26 of 30 people found the following review helpful
Interesting but narrow,
This review is from: The Mind in the Cave: Consciousness and the Origins of Art (Paperback)
This is a cautious, well-balanced book, with some lovely pictures, that argues convincingly that paleolithic cave art resulted from altered states of consciousness and shamanistic practices.
Having accepted that premise, I didn't find much more. The author is careful not to commit himself or even to speculate very much. Why these particular animals? Why so few and far less realistic human figures? How did the artists reach such a remarkble level of ease and proficiency - are the cruder designs from an earlier period?
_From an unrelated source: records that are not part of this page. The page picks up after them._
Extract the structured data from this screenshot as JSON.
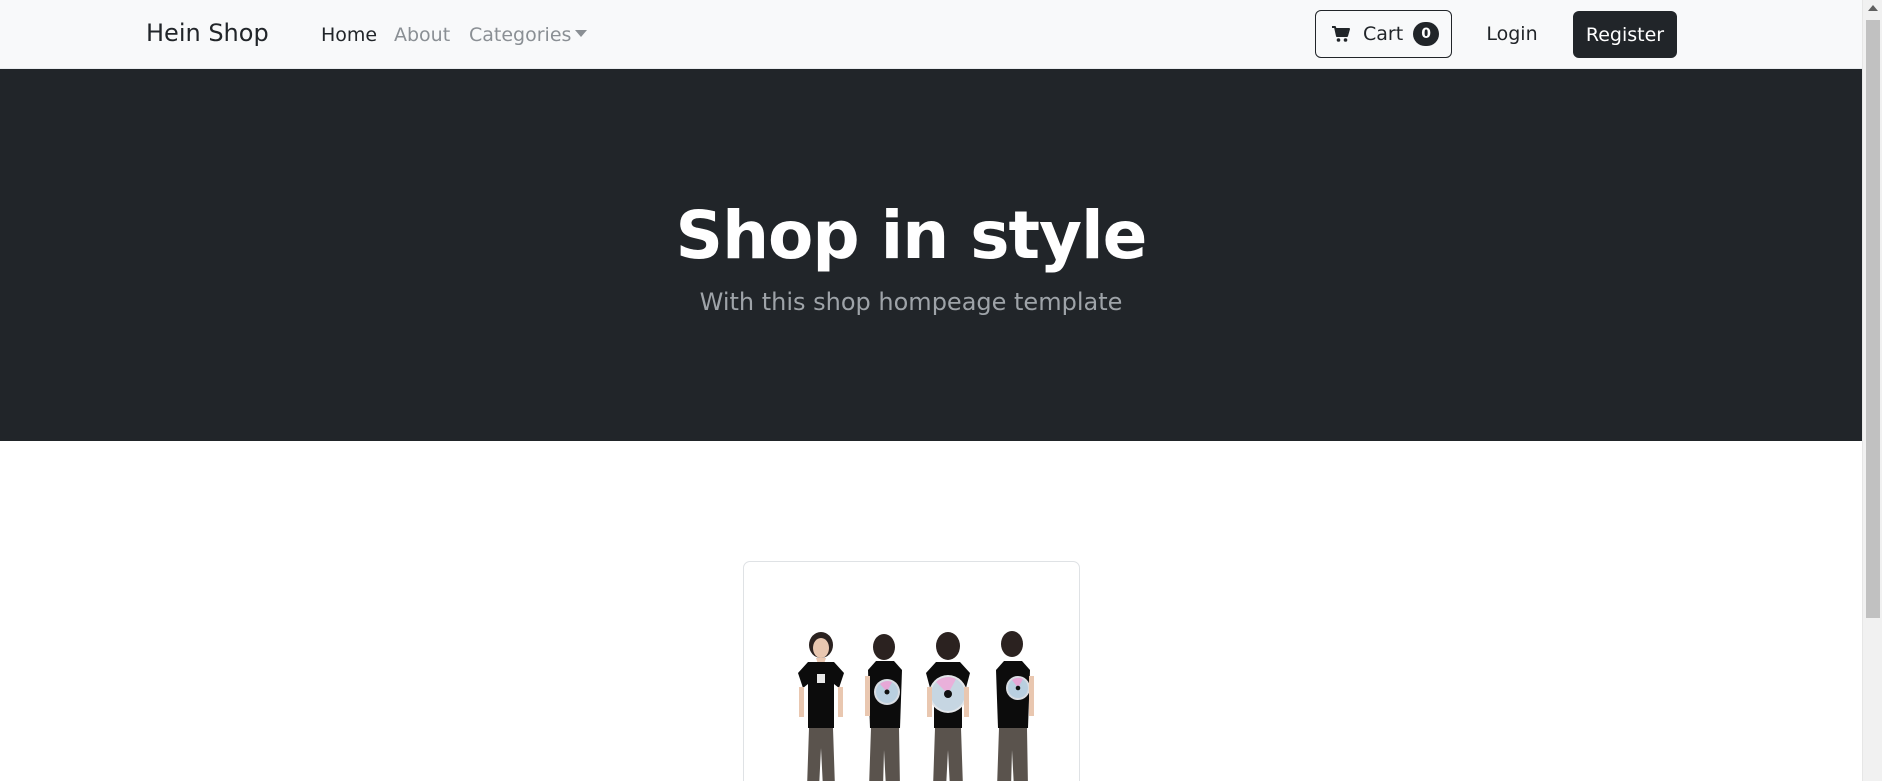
{
  "navbar": {
    "brand": "Hein Shop",
    "links": {
      "home": "Home",
      "about": "About",
      "categories": "Categories"
    },
    "cart": {
      "label": "Cart",
      "count": "0"
    },
    "login": "Login",
    "register": "Register"
  },
  "hero": {
    "title": "Shop in style",
    "subtitle": "With this shop hompeage template"
  },
  "icons": {
    "cart": "cart-icon",
    "caret": "caret-down-icon"
  },
  "colors": {
    "dark": "#212529",
    "navbar_bg": "#f8f9fa",
    "muted": "#9ea3a8"
  }
}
Why did paople stop producing the art - was it the coming of agriculture?
Admittedly, these questions and many others are difficult to answer, but a bit more of an effort would have been appreciated.
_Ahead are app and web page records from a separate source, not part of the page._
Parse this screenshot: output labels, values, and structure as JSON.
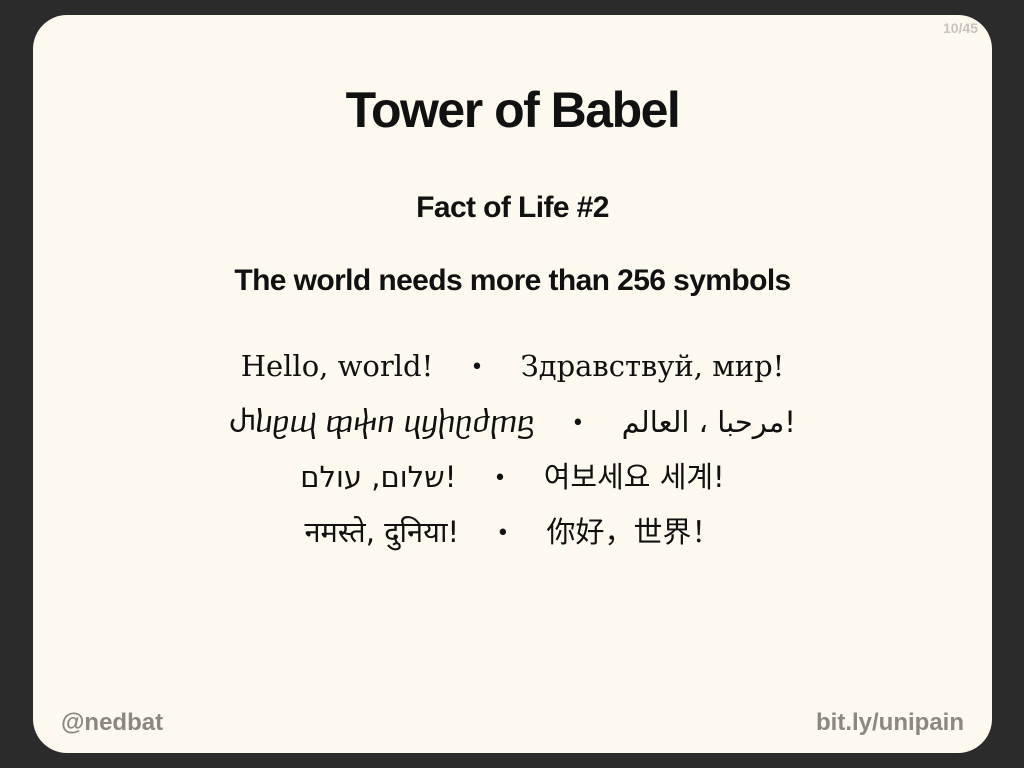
{
  "slide": {
    "page_counter": "10/45",
    "title": "Tower of Babel",
    "subtitle": "Fact of Life #2",
    "statement": "The world needs more than 256 symbols",
    "bullet": "•",
    "greetings": [
      {
        "left": "Hello, world!",
        "right": "Здравствуй, мир!"
      },
      {
        "left": "Ⴐⴑⴒⴓ ⴔⴕⴖ ⴗⴘⴙⴚⴛⴜⴝ",
        "right": "!مرحبا ، العالم"
      },
      {
        "left": "!שלום, עולם",
        "right": "여보세요 세계!"
      },
      {
        "left": "नमस्ते, दुनिया!",
        "right": "你好，世界！"
      }
    ],
    "footer_left": "@nedbat",
    "footer_right": "bit.ly/unipain"
  }
}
And what about the mind outside the cave? What was the landscape like at that time - a barren polar plateau or lush deciduous trees - a harsh or easy life?
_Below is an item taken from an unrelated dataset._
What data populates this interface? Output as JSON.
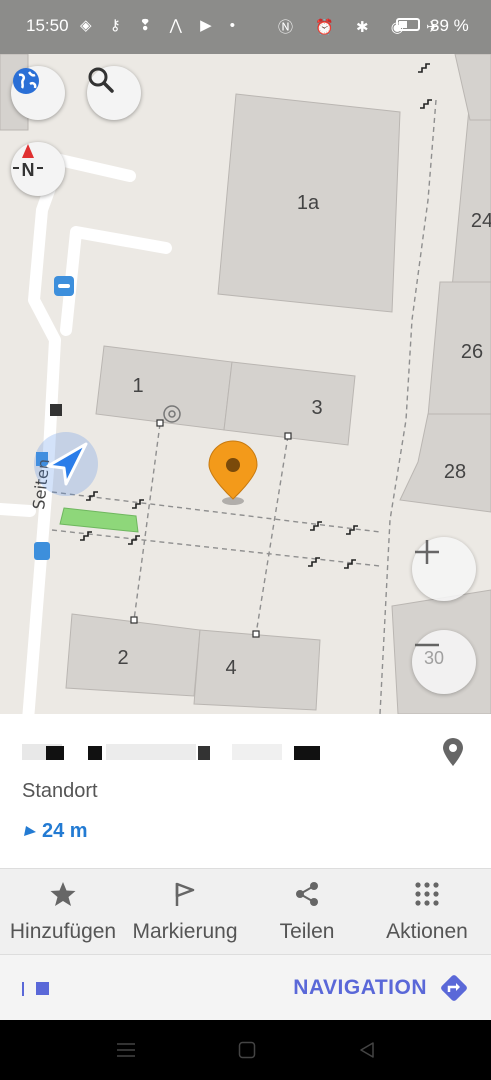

Hundreds of questions spring to mind, but this book is very narrowly focused.